By doing so, the board members can facilitate the intervention process and will be able to find a more objective and fair solution that primarily focuses on the success of the organization.
This third party professional will help to design the best agreement and ensure that it is properly executed. With its expertise and a fresh perspective, no stone will be left unturned, and will relieve significant pressure off the board.
Confronting the founder
The conversation the board needs to have with the founder will be crucial, and should not be taken lightly. It needs to be an honest conversation that clearly and decisively addresses the issues caused by the founder’s syndrome, and how it has negatively affected the company. However, this conversation should not turn into a witch trial. There’s no need to come in with a belligerent and confrontational attitude.
Don’t forget that the main goal of this intervention is addressing and fixing a problem, not simply attacking a person. Of course, that’s easier said than done. It takes a great amount of skill and self control to be able to clarify the board’s motives and intentions, while reducing defensiveness in the founder.
Remember, the company is very personal to the founder, and it’s very likely directly tied to his/her personal identity. You can expect him/her to react in an exculpatory or even aggressive way to the intervention.
Don’t let that stop you or intimidate you. Remember, the board has the ability and power to make decisions.
Sufferers of founder’s syndrome typically feel very uncomfortable about the idea of being wrong or feeling inadequate. When addressing the founder, be clear and very specific about the reasons behind the intervention. But don’t make the founder feel like a failure. The founder is, after all, the founder. If it wasn’t for his/her vision and drive, the company would not exist.
However, the board should make it clear that it has been decided that the founder will not continue in the same leadership position in the organization, and his/her responsibilities and influence in making decisions will decrease.
Since the board has lost faith in the founder’s ability to drive the organization toward its strategic objectives, they need to step in and take the organization in a different direction. It’s time for a change and the founder needs to accept the board’s decision.
That doesn’t mean that the founder is completely expelled from the company. If the founder remains committed to the success of the organization, he/she can still be part of the team. The founder’s experience and knowledge are still a valuable asset for the organization, albeit in a different role.
The chances that the founder will listen and accept the intervention are higher if the conversation takes the focus away from the founder as an individual and keep it where it really matters, his/her past actions, as well as the future and success of the organization.
If you present facts and documentation that shows how the founder’s actions and decisions have harmed the organization, be it a consistent pattern of failing to meet expectations, or to perform according to the demands of the organization, it will help the founder to realize and accept that he/she has developed founder’s syndrome. It may even help the founder take steps to take a self-examination and address those traits.
Confronting a founder with founder's syndrome is never easy nor comfortable. But unfortunately, in many cases, it’s necessary. If it’s done properly, the founder will understand why the board has decided to step in, and reduce the founder’s influence and power.

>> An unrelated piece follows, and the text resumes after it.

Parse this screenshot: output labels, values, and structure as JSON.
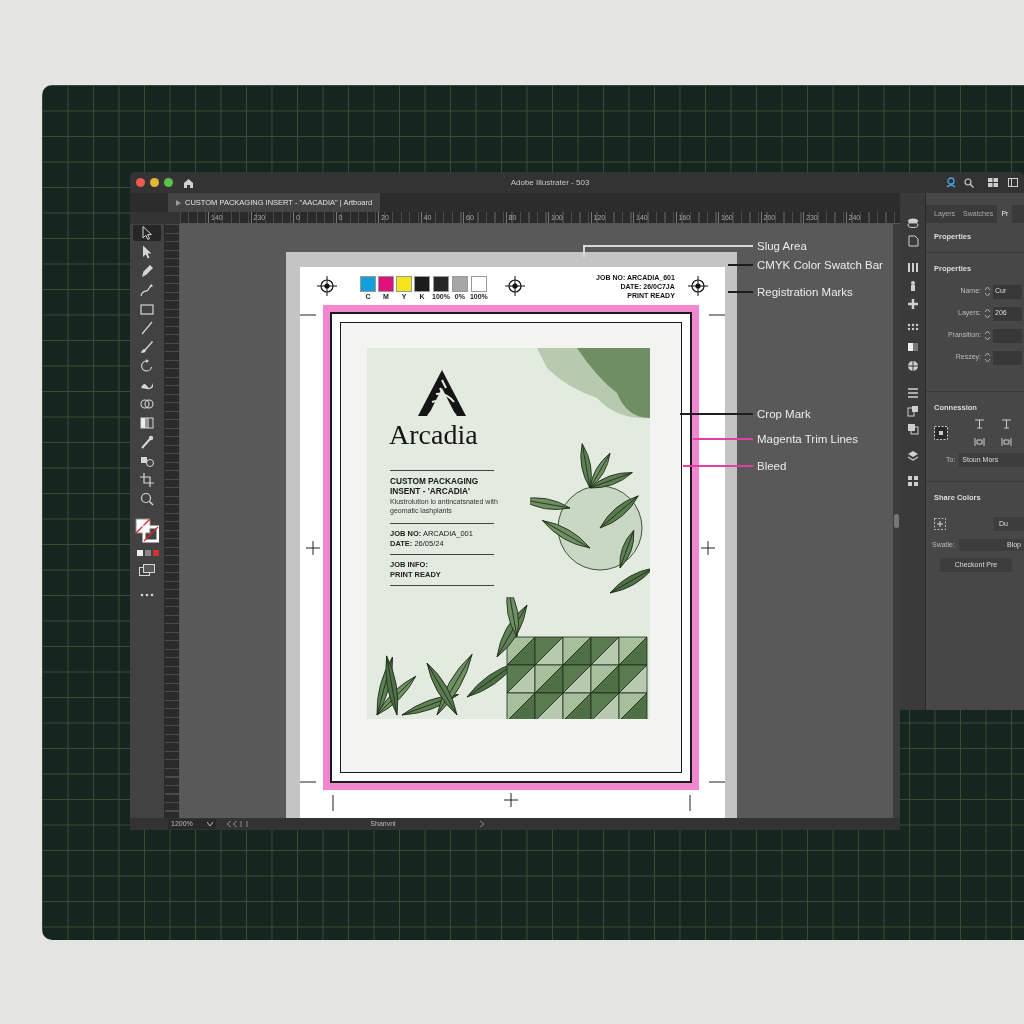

Company discipline, probation, and performance reviews and documentation will give the founder ample opportunity to correct any personal issues he/she needs to work on.
When it comes to the intervention, don’t negotiate or argue the reasoning. The board needs to stand firm with its decision.
Be clear and direct but professional and cordial with the founder. Create a Succession Plan and build a coalition, coming together is the best formula to achieve success.